Also worth seeing are the grave of Daniel Chester French and, nearby, his Melvin Memorial, a large, fine funerary monument featuring his Mourning Victory, executed by French in honor of three brothers of the Melvin family who died in the Civil War. The memorial was commissioned by the fourth brother, who survived the war to return to Concord.
Look for this uphill path and the stone marker right by a small parking area.
Up the hill and to the right are the graves of the Thoreau family, including Henry David Thoreau; to the left are the graves of the Hawthornes.
Henry David Thoreau
Henry’s modest tombstone is always decorated with votive offerings: pens and pencils, notes, pebbles, flowers, pine cones. The gifts left by ardent admirers are periodically cleared away.
Nathaniel Hawthorne was buried here alone in 1864. Sophia Hawthorne died in London in 1871, followed by their daughter Una in 1877. Both were buried in Kensal Green. Their graves were neglected until July 26, 2006, when their remains were reinterred here next to Nathaniel.
Like Henry David Thoreau’s, Louisa May Alcott’s grave receives many votive offerings. Her mother Abba, father Amos Bronson, and her sisters are buried in the family plot also.
The stone on Ralph Waldo Emerson (1803-1882) grave is a huge quartzite boulder. That of Lidian Jackson Emerson (1802-1892) is a more modest stone decorated with tulips. Other family members are nearby, some with histories carved in the back of their tombstones.

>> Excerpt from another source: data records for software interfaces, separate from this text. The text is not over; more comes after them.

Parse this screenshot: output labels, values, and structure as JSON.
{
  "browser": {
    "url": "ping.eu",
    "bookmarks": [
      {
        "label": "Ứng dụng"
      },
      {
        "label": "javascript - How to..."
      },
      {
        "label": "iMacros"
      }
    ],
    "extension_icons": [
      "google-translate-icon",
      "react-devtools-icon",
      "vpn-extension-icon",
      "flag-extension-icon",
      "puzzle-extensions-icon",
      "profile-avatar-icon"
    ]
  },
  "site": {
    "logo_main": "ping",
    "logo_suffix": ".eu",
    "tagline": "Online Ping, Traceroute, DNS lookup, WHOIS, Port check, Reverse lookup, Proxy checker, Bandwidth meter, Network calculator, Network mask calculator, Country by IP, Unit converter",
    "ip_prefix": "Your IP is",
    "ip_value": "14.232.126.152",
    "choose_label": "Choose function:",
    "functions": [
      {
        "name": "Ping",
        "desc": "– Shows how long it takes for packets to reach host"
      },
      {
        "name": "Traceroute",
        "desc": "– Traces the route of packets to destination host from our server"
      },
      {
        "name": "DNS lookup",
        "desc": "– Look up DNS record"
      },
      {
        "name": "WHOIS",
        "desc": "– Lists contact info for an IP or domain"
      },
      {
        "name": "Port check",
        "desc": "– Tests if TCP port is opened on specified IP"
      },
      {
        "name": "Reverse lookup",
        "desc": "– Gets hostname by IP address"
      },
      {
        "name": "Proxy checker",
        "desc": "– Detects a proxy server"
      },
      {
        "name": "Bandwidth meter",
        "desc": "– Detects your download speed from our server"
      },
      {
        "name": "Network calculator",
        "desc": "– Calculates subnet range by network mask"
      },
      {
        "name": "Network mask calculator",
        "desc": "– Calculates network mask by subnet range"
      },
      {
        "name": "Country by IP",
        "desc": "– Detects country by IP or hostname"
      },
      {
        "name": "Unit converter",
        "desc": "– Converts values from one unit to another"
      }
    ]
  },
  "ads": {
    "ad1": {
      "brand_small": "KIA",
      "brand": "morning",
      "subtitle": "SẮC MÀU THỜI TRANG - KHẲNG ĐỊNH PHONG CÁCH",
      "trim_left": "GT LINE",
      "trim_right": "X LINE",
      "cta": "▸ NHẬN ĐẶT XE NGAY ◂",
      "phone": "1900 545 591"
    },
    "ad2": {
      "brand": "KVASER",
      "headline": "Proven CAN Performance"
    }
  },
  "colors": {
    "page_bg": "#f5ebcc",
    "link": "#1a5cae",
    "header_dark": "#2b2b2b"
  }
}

Ephraim Wales Bull
Bull (1806-1895), the “originator” of the Concord Grape, is buried just down the hill from the Emersons, along with his son, Ephraim. Note the misspelling as “Ephriam” on his plaque.
Daniel Chester French
Daniel Chester French (1850-1931) and Mary French (1859-1939) are buried on the ridge between Authors Ridge and the Melvin Memorial. Visitors put pennies in the wreath with the image of the Lincoln Memorial showing, in commemoration of French’s seated Abraham Lincoln statue (1920).